Qingli, in a social media post, made light of the accusations, “What a compliment!”
US and China’s relationship is fraught with tension after a Chinese surveillance balloon was spotted in the US and was eventually shot down last month. Washington also accused China of aiding Russia in its fight for Ukraine.
Now Senior US Generals have accused Qingli of using the information space in the Bahamas to “undermine us each and every day,” prodding US lawmakers to assign an ambassador to the country, since it has not had a permanent US ambassador since 2011.
“We’ve got to pay more attention to this region,” General Laura Richardson, a commander of the US Southern Command, warned on Wednesday, in a committee hearing.
“The proximity matters.
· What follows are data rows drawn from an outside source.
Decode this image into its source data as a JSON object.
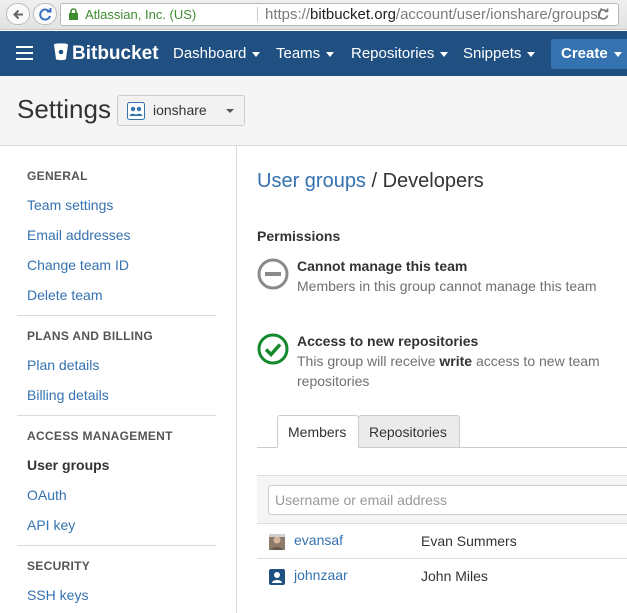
{
  "browser": {
    "identity": "Atlassian, Inc. (US)",
    "url_prefix": "https://",
    "url_domain": "bitbucket.org",
    "url_path": "/account/user/ionshare/groups/"
  },
  "header": {
    "brand": "Bitbucket",
    "nav": [
      "Dashboard",
      "Teams",
      "Repositories",
      "Snippets"
    ],
    "create_label": "Create",
    "color": "#205081"
  },
  "settings": {
    "title": "Settings",
    "team_name": "ionshare"
  },
  "sidebar": {
    "sections": [
      {
        "heading": "GENERAL",
        "items": [
          "Team settings",
          "Email addresses",
          "Change team ID",
          "Delete team"
        ]
      },
      {
        "heading": "PLANS AND BILLING",
        "items": [
          "Plan details",
          "Billing details"
        ]
      },
      {
        "heading": "ACCESS MANAGEMENT",
        "items": [
          "User groups",
          "OAuth",
          "API key"
        ]
      },
      {
        "heading": "SECURITY",
        "items": [
          "SSH keys"
        ]
      }
    ],
    "active_item": "User groups"
  },
  "main": {
    "breadcrumb_link": "User groups",
    "breadcrumb_sep": " / ",
    "breadcrumb_current": "Developers",
    "permissions_heading": "Permissions",
    "permissions": [
      {
        "title": "Cannot manage this team",
        "description": "Members in this group cannot manage this team",
        "icon": "no-entry-icon"
      },
      {
        "title": "Access to new repositories",
        "description_prefix": "This group will receive ",
        "description_bold": "write",
        "description_suffix": " access to new team repositories",
        "icon": "check-circle-icon"
      }
    ],
    "tabs": [
      "Members",
      "Repositories"
    ],
    "search_placeholder": "Username or email address",
    "members": [
      {
        "username": "evansaf",
        "name": "Evan Summers"
      },
      {
        "username": "johnzaar",
        "name": "John Miles"
      }
    ]
  }
}
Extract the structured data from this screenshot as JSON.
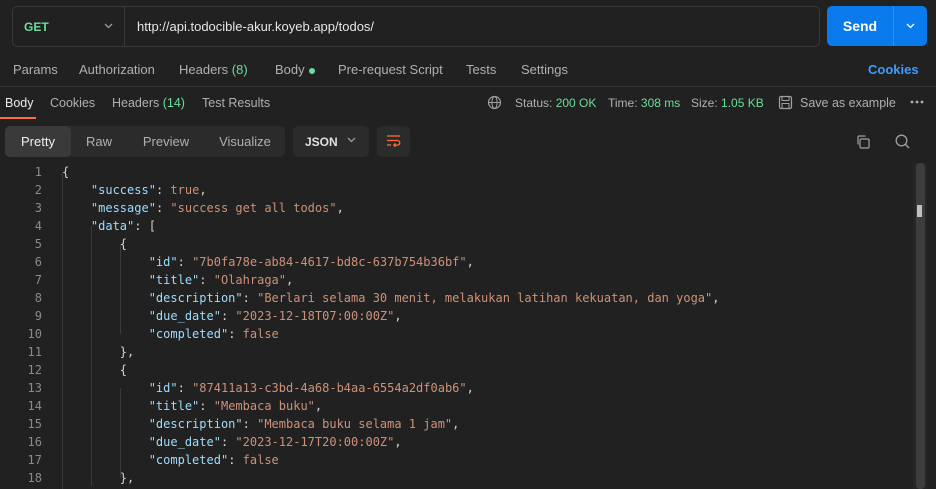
{
  "request": {
    "method": "GET",
    "url": "http://api.todocible-akur.koyeb.app/todos/",
    "send_label": "Send"
  },
  "request_tabs": {
    "params": "Params",
    "authorization": "Authorization",
    "headers": "Headers",
    "headers_count": "(8)",
    "body": "Body",
    "pre_request": "Pre-request Script",
    "tests": "Tests",
    "settings": "Settings",
    "cookies": "Cookies"
  },
  "response_tabs": {
    "body": "Body",
    "cookies": "Cookies",
    "headers": "Headers",
    "headers_count": "(14)",
    "test_results": "Test Results"
  },
  "response_status": {
    "status_label": "Status:",
    "status_value": "200 OK",
    "time_label": "Time:",
    "time_value": "308 ms",
    "size_label": "Size:",
    "size_value": "1.05 KB",
    "save_label": "Save as example"
  },
  "view": {
    "pretty": "Pretty",
    "raw": "Raw",
    "preview": "Preview",
    "visualize": "Visualize",
    "format": "JSON"
  },
  "icons": {
    "method_dropdown": "chevron-down-icon",
    "send_dropdown": "chevron-down-icon",
    "network": "globe-icon",
    "save": "save-icon",
    "more": "more-horizontal-icon",
    "wrap": "wrap-lines-icon",
    "copy": "copy-icon",
    "search": "search-icon"
  },
  "colors": {
    "accent": "#097bed",
    "status_ok": "#6bdd9a",
    "active_tab_underline": "#ff6c37",
    "cookies_link": "#3e9cff"
  },
  "response_body": {
    "line_numbers": [
      "1",
      "2",
      "3",
      "4",
      "5",
      "6",
      "7",
      "8",
      "9",
      "10",
      "11",
      "12",
      "13",
      "14",
      "15",
      "16",
      "17",
      "18"
    ],
    "lines": [
      "{",
      "    \"success\": true,",
      "    \"message\": \"success get all todos\",",
      "    \"data\": [",
      "        {",
      "            \"id\": \"7b0fa78e-ab84-4617-bd8c-637b754b36bf\",",
      "            \"title\": \"Olahraga\",",
      "            \"description\": \"Berlari selama 30 menit, melakukan latihan kekuatan, dan yoga\",",
      "            \"due_date\": \"2023-12-18T07:00:00Z\",",
      "            \"completed\": false",
      "        },",
      "        {",
      "            \"id\": \"87411a13-c3bd-4a68-b4aa-6554a2df0ab6\",",
      "            \"title\": \"Membaca buku\",",
      "            \"description\": \"Membaca buku selama 1 jam\",",
      "            \"due_date\": \"2023-12-17T20:00:00Z\",",
      "            \"completed\": false",
      "        },"
    ]
  }
}
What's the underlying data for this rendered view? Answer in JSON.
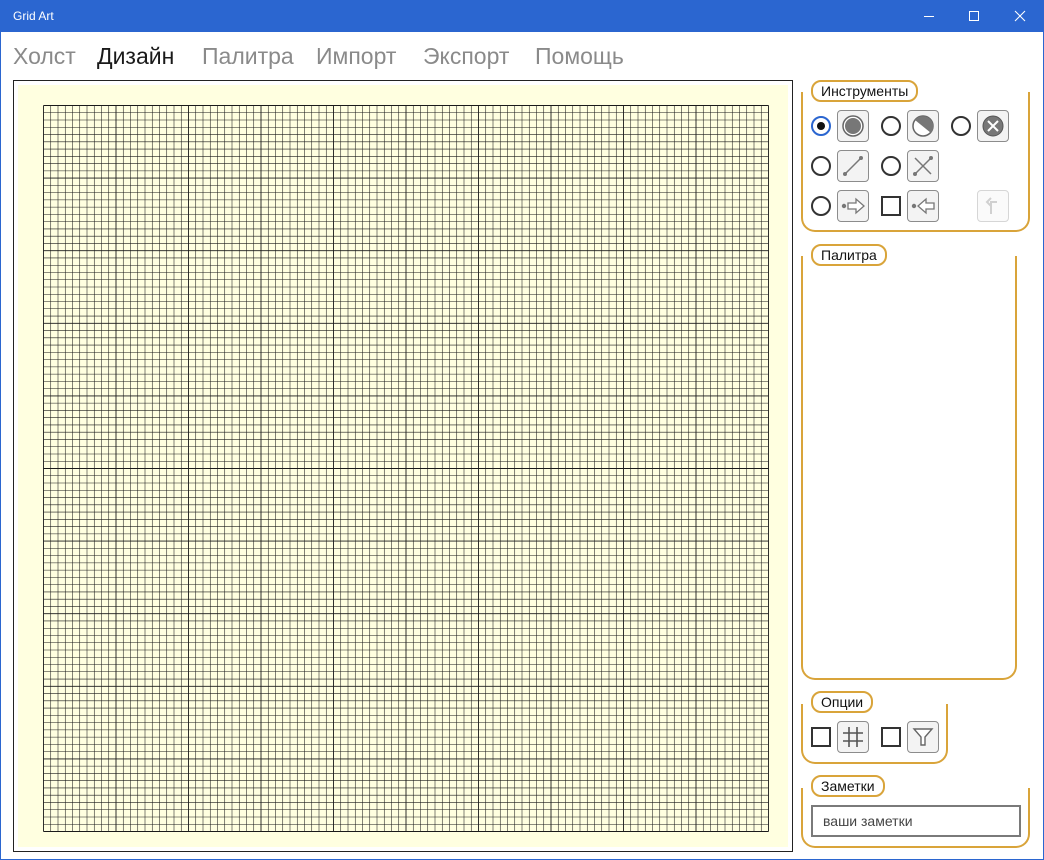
{
  "window": {
    "title": "Grid Art"
  },
  "menu": [
    {
      "label": "Холст",
      "active": false
    },
    {
      "label": "Дизайн",
      "active": true
    },
    {
      "label": "Палитра",
      "active": false
    },
    {
      "label": "Импорт",
      "active": false
    },
    {
      "label": "Экспорт",
      "active": false
    },
    {
      "label": "Помощь",
      "active": false
    }
  ],
  "tools_group": {
    "header": "Инструменты",
    "tools": [
      {
        "icon": "filled-circle-icon",
        "selected": true
      },
      {
        "icon": "half-circle-icon",
        "selected": false
      },
      {
        "icon": "circle-x-icon",
        "selected": false
      },
      {
        "icon": "diagonal-line-icon",
        "selected": false
      },
      {
        "icon": "cross-lines-icon",
        "selected": false
      },
      {
        "icon": "arrow-right-icon",
        "selected": false
      },
      {
        "icon": "arrow-left-icon",
        "checked": false
      },
      {
        "icon": "undo-arrow-icon",
        "enabled": false
      }
    ]
  },
  "palette_group": {
    "header": "Палитра"
  },
  "options_group": {
    "header": "Опции",
    "options": [
      {
        "icon": "grid-icon",
        "checked": false
      },
      {
        "icon": "filter-icon",
        "checked": false
      }
    ]
  },
  "notes_group": {
    "header": "Заметки",
    "placeholder": "ваши заметки",
    "value": ""
  },
  "colors": {
    "titlebar": "#2b66d0",
    "accent": "#d9a43a",
    "canvas_paper": "#ffffe0",
    "grid_line": "#1a1a1a"
  }
}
They (The Bahamas and Caribbean countries) are on the 20-yard line of our homeland. We are in a neighborhood, these are our neighbors, and we have got to pay attention to them.”
Richardson and General VanHerck, a commander of the US Northern Command told the House Armed Services Committee that China’s expansion in the Bahamas and other Caribbean countries is “aggressive.”
“The [People’s Republic of China] has the capability and intent to eschew international norms, advance its brand of authoritarianism, and amass power and influence at the expense of these democracies,” Gen. Richarson said.
“The PRC has expanded its ability to extract resources, establish port, manipulate governments through predatory investment practices, and build potential dual-use space facilities — the most space facilities in any combatant command region.”
The US and China are two world economic powers that are jostling for the number one spot. The US has long worried that China is gaining major influence in the region, accusing Beijing of pushing smaller countries into “debt traps.”
China has denied it is competing for influence in the region and said that its relationship with The Bahamas and the Caribbean is rooted in mutual benefit and needs.